“The number of girls being held by their abductors stands at 223 but this figure is not exhaustive and may change,” he said.

The identity of all the 53 girls who had escaped had been documented, the police commissioner added.

Why the confusion?

Part of the reason for the confusion is the result of the Boko Haram insurgency itself.

Borno Police Commissioner Lawan Tanko told reporters on May 2 the students present at the school on the night of April 14 were drawn from various schools in the area, having been transferred there due to Boko Haram violence in the area.

In addition to the 129 students registered for the exam from Chibok itself, other students came from schools in Izge, Lassa, Ashigashiya and Warabe, he said, referring to nearby communities.

“This was why the 129 was initially declared as the number of girls abducted,” he added. And in addition, “the school records were burnt in the fire that destroyed a large part of the school after the attackers set fire to the school buildings,” Tanko said.

Military falsely claimed to rescue all but eight

Image removed.Image removed.Image removed.

However it also appears that some in the military and state government were keen to downplay the success of Boko Haram’s attack on Chibok and to play up the success of their own efforts in rescuing the girls.

Two days after the abduction, Nigeria Defence spokesman Brigadier-General Chris Olukolade issued a statement claiming the military had rescued 107 of the 115 schoolgirls reported by the state government as kidnapped, leaving only eight still being held.

The military’s statement was immediately dismissed by the school principal and retracted two days later on April 18.

“In the light of the denial by the principal of the school, the Defence Headquarters wishes to defer to the school principal and Governor’s statement … and retract,” said the statement signed by Olukoade. The spokesman said the original statement had been issued “in good faith and not intended to deceive the public”.

How many are still missing?

On May 28, the Director of Personnel and Management in Chibok local government, Musa Kolo, told a meeting in the capital, Abuja, that the total number of girls who had escaped was 57.

Borno State Education Commissioner Inuwa Kubo, making a presentation to a Presidential Fact Finding Committee on the Chibok abduction in Borno state capital of Maiduguri on May 23 said that authorities believe the number of the schoolgirls being held by Boko Haram stood at 219.

Local press still reports 219 as the figure for the total number of missing girls today.

Hundreds more - male and female - abducted, killed in other raids

In addition to those abducted and still held from the 2014 raid in Chibok, it is important to note that many thousands of other Nigerians have been abducted over the past six years by the group.
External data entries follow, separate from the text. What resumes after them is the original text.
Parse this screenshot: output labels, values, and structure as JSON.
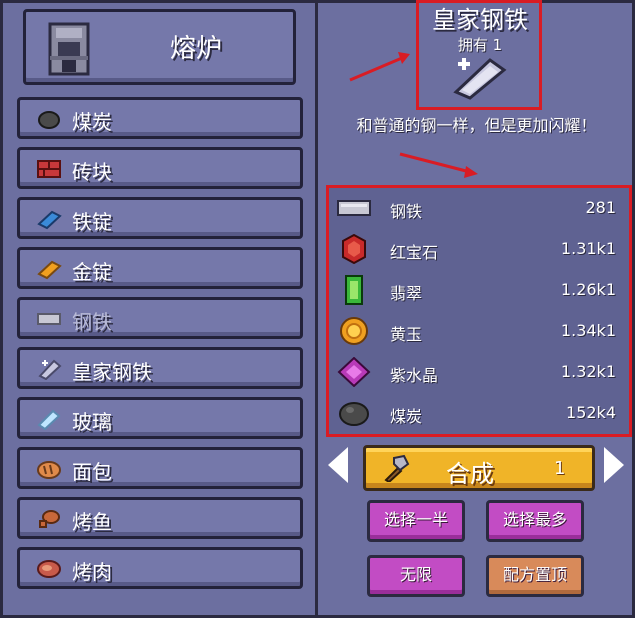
{
  "furnace": {
    "title": "熔炉"
  },
  "recipes": [
    {
      "label": "煤炭",
      "icon": "coal-icon"
    },
    {
      "label": "砖块",
      "icon": "brick-icon"
    },
    {
      "label": "铁锭",
      "icon": "iron-ingot-icon"
    },
    {
      "label": "金锭",
      "icon": "gold-ingot-icon"
    },
    {
      "label": "钢铁",
      "icon": "steel-icon"
    },
    {
      "label": "皇家钢铁",
      "icon": "royal-steel-icon"
    },
    {
      "label": "玻璃",
      "icon": "glass-icon"
    },
    {
      "label": "面包",
      "icon": "bread-icon"
    },
    {
      "label": "烤鱼",
      "icon": "cooked-fish-icon"
    },
    {
      "label": "烤肉",
      "icon": "cooked-meat-icon"
    }
  ],
  "selected": {
    "title": "皇家钢铁",
    "owned": "拥有 1",
    "description": "和普通的钢一样，但是更加闪耀！"
  },
  "ingredients": [
    {
      "name": "钢铁",
      "amount": "281",
      "icon": "steel-icon"
    },
    {
      "name": "红宝石",
      "amount": "1.31k1",
      "icon": "ruby-icon"
    },
    {
      "name": "翡翠",
      "amount": "1.26k1",
      "icon": "emerald-icon"
    },
    {
      "name": "黄玉",
      "amount": "1.34k1",
      "icon": "topaz-icon"
    },
    {
      "name": "紫水晶",
      "amount": "1.32k1",
      "icon": "amethyst-icon"
    },
    {
      "name": "煤炭",
      "amount": "152k4",
      "icon": "coal-icon"
    }
  ],
  "craft": {
    "label": "合成",
    "count": "1",
    "icon": "hammer-icon"
  },
  "buttons": {
    "select_half": "选择一半",
    "select_max": "选择最多",
    "infinite": "无限",
    "pin_recipe": "配方置顶"
  },
  "colors": {
    "accent_red": "#d91c24",
    "craft_yellow": "#f0b428",
    "button_pink": "#c24cc4",
    "button_orange": "#d88a5a"
  }
}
At least 2,000 women and children have been taken since the beginning of 2014, many of them co-opted into battle or sexual slavery, Amnesty International claims. Boys, too, are conscripted as fighters.

In addition to those abducted, many have been killed in fighting and attacks. On March 26, 2015, Human Rights Watch said that over 1,000 civilians have died at the hands of the Islamist group in 2015 alone.
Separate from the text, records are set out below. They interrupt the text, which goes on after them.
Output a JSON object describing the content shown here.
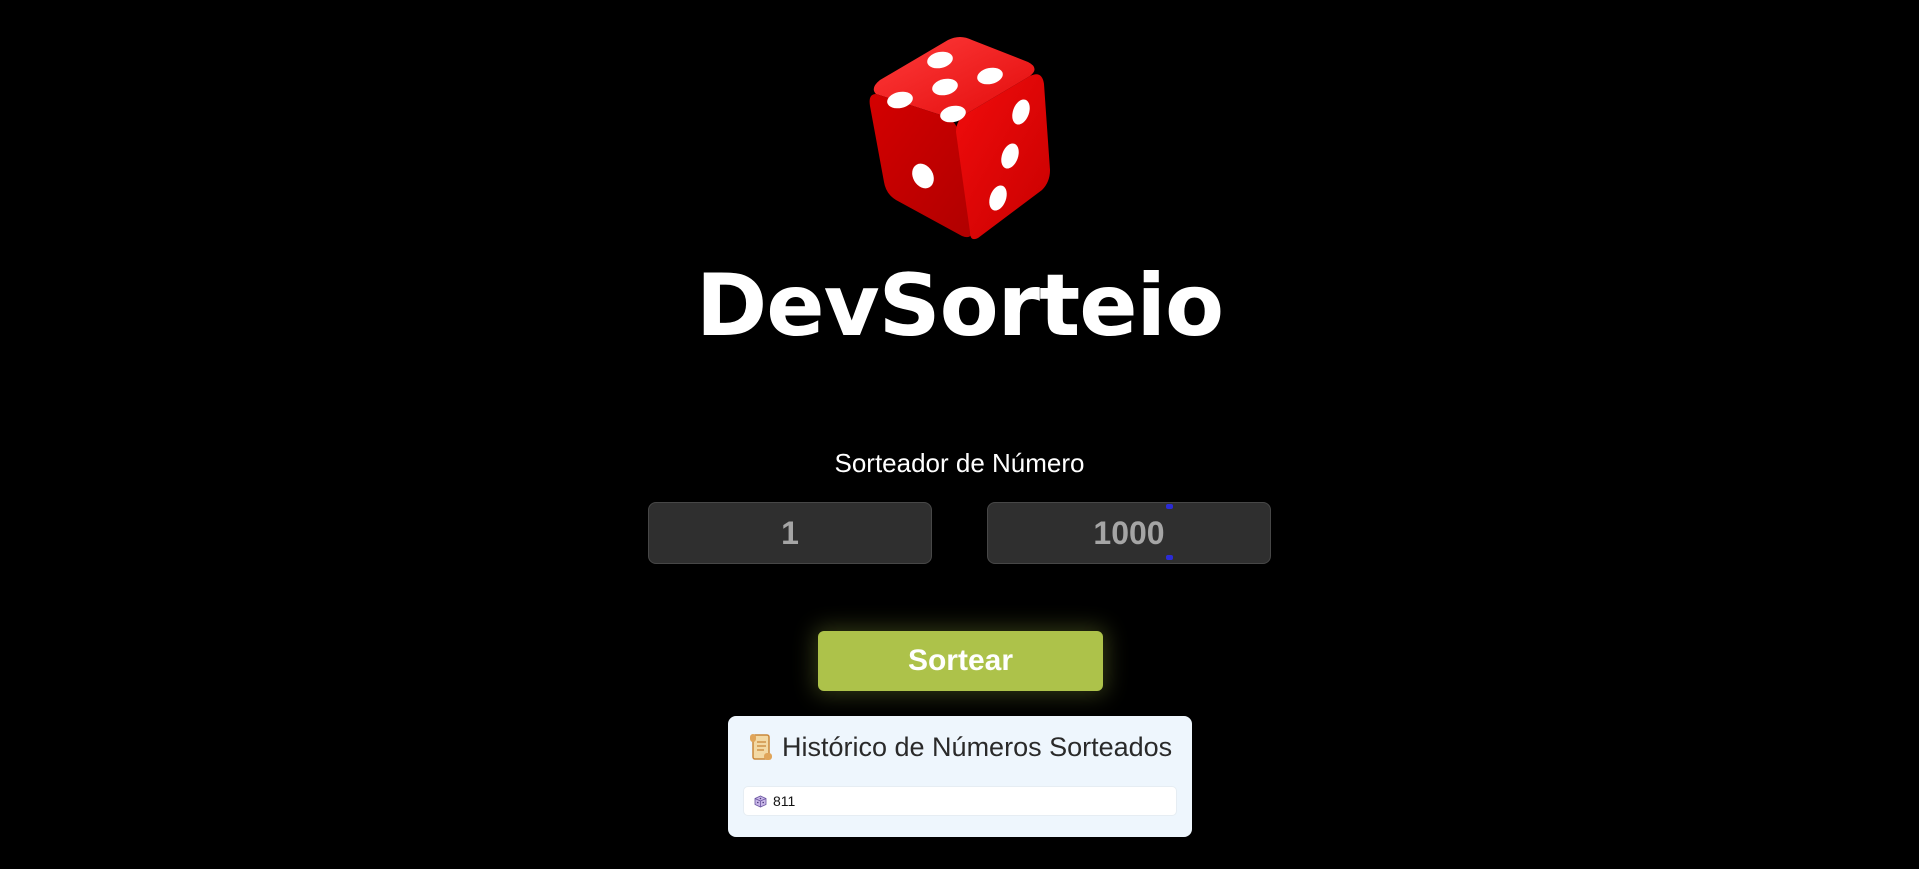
{
  "brand": {
    "title": "DevSorteio",
    "logo_icon": "red-dice-icon",
    "accent_color": "#e00000"
  },
  "generator": {
    "section_label": "Sorteador de Número",
    "min_value": "1",
    "max_value": "1000",
    "button_label": "Sortear",
    "button_color": "#adc24a"
  },
  "history": {
    "title_icon": "scroll-icon",
    "title": "Histórico de Números Sorteados",
    "items": [
      {
        "icon": "dice-icon",
        "value": "811"
      }
    ]
  }
}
Editor's note: This factsheet was first published in June 2014. It was updated on 14 April 2015, the one-year anniversary of the abduction.

Republish our content for free
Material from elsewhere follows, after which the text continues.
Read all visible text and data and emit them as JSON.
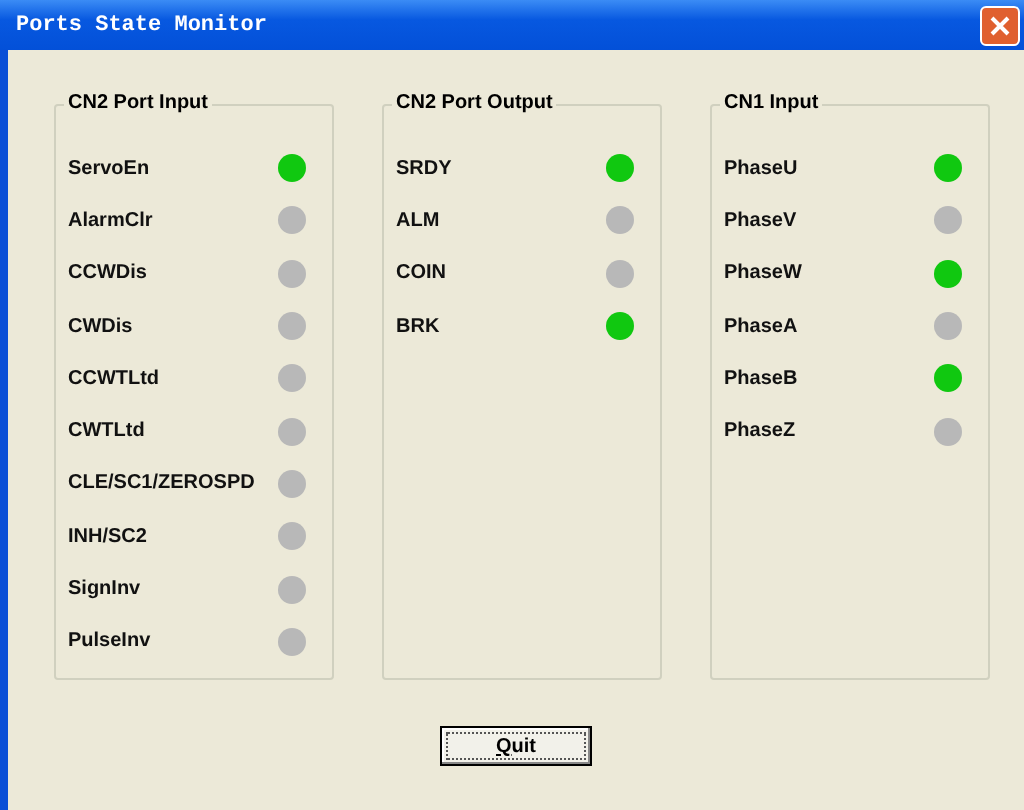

We believe that everyone needs the facts.

You can republish the text of this article free of charge, both online and in print. However, we ask that you pay attention to these simple guidelines. In a nutshell:

1. Do not include images, as in most cases we do not own the copyright.

2. Please do not edit the article.

3. Make sure you credit "Africa Check" in the byline and don't forget to mention that the article was originally published on

Add new comment

Restricted HTML

  • Allowed HTML tags: <a href hreflang> <em> <strong> <cite> <blockquote cite> <code> <ul type> <ol start type> <li> <dl> <dt> <dd> <h2 id> <h3 id> <h4 id> <h5 id> <h6 id>
  • Lines and paragraphs break automatically.
  • Web page addresses and email addresses turn into links automatically.
limit: 600 characters

Want to keep reading our fact-checks?

We will never charge you for verified, reliable information. Help us keep it that way by supporting our work.

Become a newsletter subscriber

Support independent fact-checking in Africa.